Researchers hope to one day treat migraines with nasal spray

Posted at 9:52 PM, Nov 23, 2014
and last updated 2014-11-23 23:52:46-05

SOUTH JORDAN, Utah -- Migraine headaches are debilitating for millions of Americans, but Roseman University of Health Sciences in South Jordan is working on a way to help provide relief to those who suffer from them.

“The idea that we could produce a drug in a delivery system that is significant in the treatment of migraines ranks very high on our agenda,” said Larry Fannin, who is the campus dean for the college of pharmacy.

Roseman University is making progress in combating a painful condition suffered by 37 million Americans.

“It comes in a package, so you have all these three things together,” Venkata Yellepeddi said. “You have throbbing pain, and then you have nausea, and then you have sensitivity to light."

Yellepeddi added, “Unfortunately, this disease is more prevalent in women than men, so there are a lot of relationship issues and there are a lot of psychological issues tied to this disease."

For those who suffer from migraines, there are medications available now.

“Procloperezine has shown to be very effective, but the root of administration has always been a concern,” Fannin said.
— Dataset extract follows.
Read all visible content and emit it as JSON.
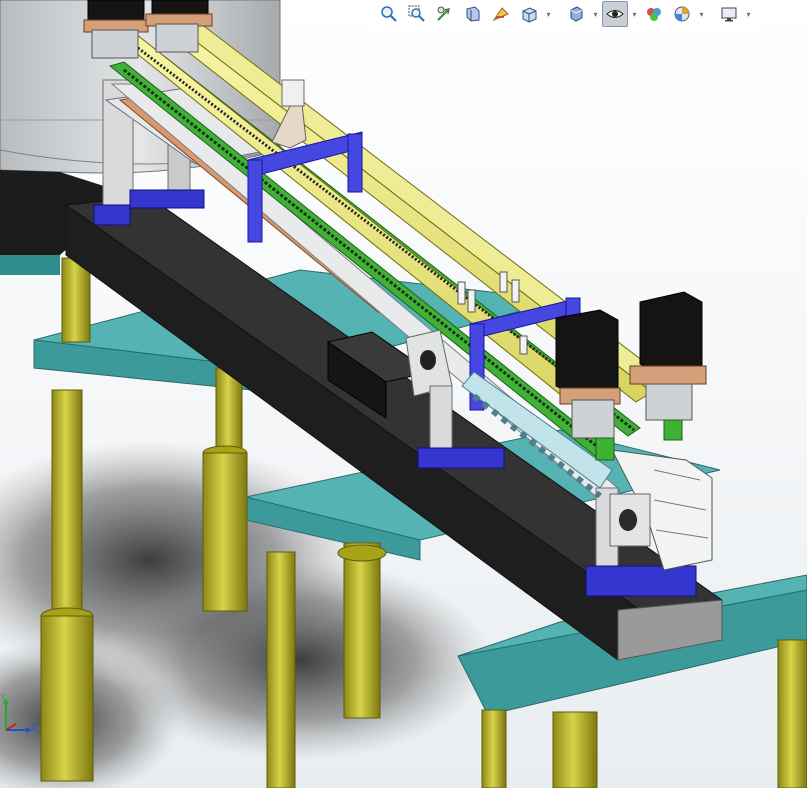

Yellepeddi said that medication has to be prescribed by a doctor. Pills and shots take time to work, and that's why Roseman’s is developing a faster method to deliver the medicine.

“The idea behind this is like if you can formulate this drug into a nasal spray formulation it will be easy for patients to use it rather than taking a tablet or taking a shot in a hospital,” Yellepeddi said.

Putting medicine into nasal spray isn't easy. Extensive research on how to keep the ingredients active and free of bacteria while being stored are needed, but relief for migraines could be a spray away in the future.